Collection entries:
--- --- ---

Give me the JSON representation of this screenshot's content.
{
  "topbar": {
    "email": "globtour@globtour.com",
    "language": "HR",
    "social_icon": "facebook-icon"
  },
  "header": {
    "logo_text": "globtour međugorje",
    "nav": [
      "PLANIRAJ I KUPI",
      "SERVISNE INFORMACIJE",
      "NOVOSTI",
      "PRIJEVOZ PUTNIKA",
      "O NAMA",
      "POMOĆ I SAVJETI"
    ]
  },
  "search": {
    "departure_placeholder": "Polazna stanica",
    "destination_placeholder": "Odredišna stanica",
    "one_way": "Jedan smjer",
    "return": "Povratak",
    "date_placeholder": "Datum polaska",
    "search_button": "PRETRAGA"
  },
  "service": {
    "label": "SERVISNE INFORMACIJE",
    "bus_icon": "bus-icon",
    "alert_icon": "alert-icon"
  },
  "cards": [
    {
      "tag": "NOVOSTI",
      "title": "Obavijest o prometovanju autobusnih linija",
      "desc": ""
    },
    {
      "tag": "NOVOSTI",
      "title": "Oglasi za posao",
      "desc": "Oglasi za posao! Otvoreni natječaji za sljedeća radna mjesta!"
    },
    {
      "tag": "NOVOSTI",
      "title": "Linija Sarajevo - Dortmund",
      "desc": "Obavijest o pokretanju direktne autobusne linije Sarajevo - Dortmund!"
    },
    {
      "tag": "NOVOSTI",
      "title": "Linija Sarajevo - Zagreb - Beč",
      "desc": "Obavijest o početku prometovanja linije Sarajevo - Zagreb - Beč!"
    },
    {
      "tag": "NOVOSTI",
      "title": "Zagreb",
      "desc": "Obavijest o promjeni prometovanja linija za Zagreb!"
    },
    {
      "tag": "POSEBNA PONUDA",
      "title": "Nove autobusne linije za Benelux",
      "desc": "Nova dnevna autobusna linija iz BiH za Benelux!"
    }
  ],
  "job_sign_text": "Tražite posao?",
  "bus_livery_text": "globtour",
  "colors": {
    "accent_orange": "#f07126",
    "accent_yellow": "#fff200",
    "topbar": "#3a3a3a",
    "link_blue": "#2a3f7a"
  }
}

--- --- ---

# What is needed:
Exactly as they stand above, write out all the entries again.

# Output for this exercise:
Give me the JSON representation of this screenshot's content.
{
  "topbar": {
    "email": "globtour@globtour.com",
    "language": "HR",
    "social_icon": "facebook-icon"
  },
  "header": {
    "logo_text": "globtour međugorje",
    "nav": [
      "PLANIRAJ I KUPI",
      "SERVISNE INFORMACIJE",
      "NOVOSTI",
      "PRIJEVOZ PUTNIKA",
      "O NAMA",
      "POMOĆ I SAVJETI"
    ]
  },
  "search": {
    "departure_placeholder": "Polazna stanica",
    "destination_placeholder": "Odredišna stanica",
    "one_way": "Jedan smjer",
    "return": "Povratak",
    "date_placeholder": "Datum polaska",
    "search_button": "PRETRAGA"
  },
  "service": {
    "label": "SERVISNE INFORMACIJE",
    "bus_icon": "bus-icon",
    "alert_icon": "alert-icon"
  },
  "cards": [
    {
      "tag": "NOVOSTI",
      "title": "Obavijest o prometovanju autobusnih linija",
      "desc": ""
    },
    {
      "tag": "NOVOSTI",
      "title": "Oglasi za posao",
      "desc": "Oglasi za posao! Otvoreni natječaji za sljedeća radna mjesta!"
    },
    {
      "tag": "NOVOSTI",
      "title": "Linija Sarajevo - Dortmund",
      "desc": "Obavijest o pokretanju direktne autobusne linije Sarajevo - Dortmund!"
    },
    {
      "tag": "NOVOSTI",
      "title": "Linija Sarajevo - Zagreb - Beč",
      "desc": "Obavijest o početku prometovanja linije Sarajevo - Zagreb - Beč!"
    },
    {
      "tag": "NOVOSTI",
      "title": "Zagreb",
      "desc": "Obavijest o promjeni prometovanja linija za Zagreb!"
    },
    {
      "tag": "POSEBNA PONUDA",
      "title": "Nove autobusne linije za Benelux",
      "desc": "Nova dnevna autobusna linija iz BiH za Benelux!"
    }
  ],
  "job_sign_text": "Tražite posao?",
  "bus_livery_text": "globtour",
  "colors": {
    "accent_orange": "#f07126",
    "accent_yellow": "#fff200",
    "topbar": "#3a3a3a",
    "link_blue": "#2a3f7a"
  }
}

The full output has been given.